WHAT THE TASK ASKS - From the listing below, pick out each line with the word "JSON".

▬▬▬▬▬▬

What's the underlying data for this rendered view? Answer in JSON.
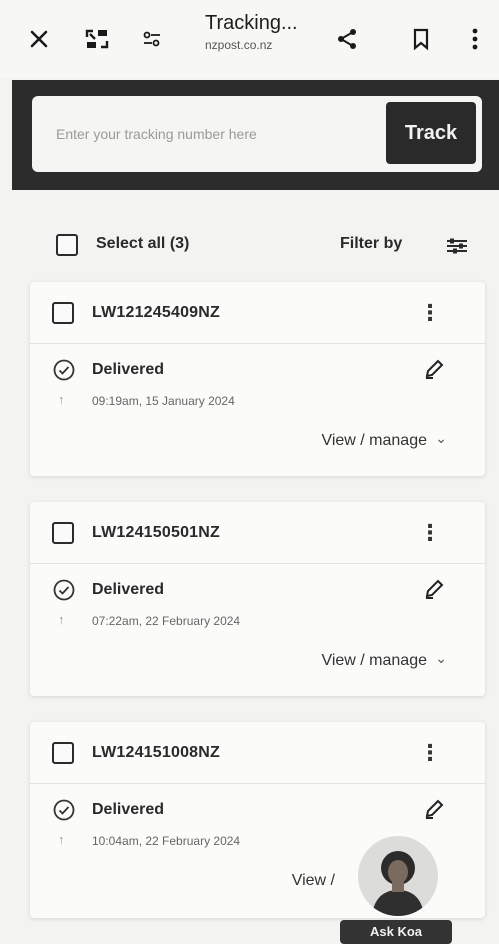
{
  "browser": {
    "title": "Tracking...",
    "url": "nzpost.co.nz",
    "icons": [
      "close-icon",
      "tabs-icon",
      "tune-icon",
      "share-icon",
      "bookmark-icon",
      "more-vert-icon"
    ]
  },
  "tracking": {
    "placeholder": "Enter your tracking number here",
    "button_label": "Track"
  },
  "list_controls": {
    "select_all_label": "Select all (3)",
    "filter_label": "Filter by"
  },
  "parcels": [
    {
      "id": "LW121245409NZ",
      "status": "Delivered",
      "timestamp": "09:19am, 15 January 2024",
      "action_label": "View / manage"
    },
    {
      "id": "LW124150501NZ",
      "status": "Delivered",
      "timestamp": "07:22am, 22 February 2024",
      "action_label": "View / manage"
    },
    {
      "id": "LW124151008NZ",
      "status": "Delivered",
      "timestamp": "10:04am, 22 February 2024",
      "action_label": "View /"
    }
  ],
  "assistant": {
    "label": "Ask Koa"
  },
  "colors": {
    "dark_band": "#2c2c2c",
    "track_button": "#2a2a2a",
    "page_bg": "#f3f3f1"
  }
}
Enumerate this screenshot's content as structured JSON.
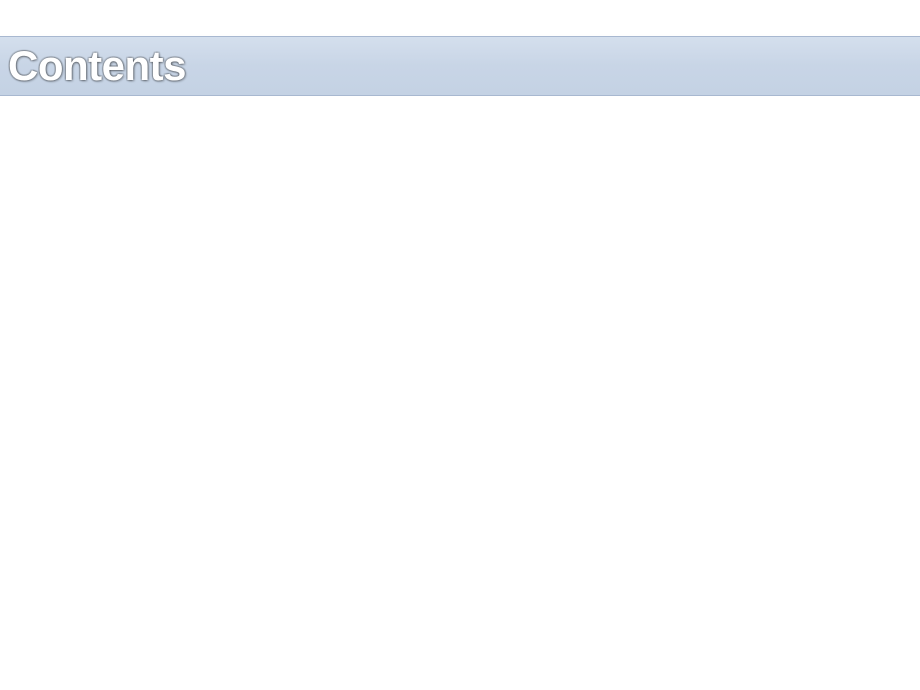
{
  "header": {
    "title": "Contents"
  }
}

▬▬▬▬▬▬

OUTPUT FOR THIS EXERCISE -
What's the underlying data for this rendered view? Answer in JSON.
Enumerate this screenshot's content as structured JSON.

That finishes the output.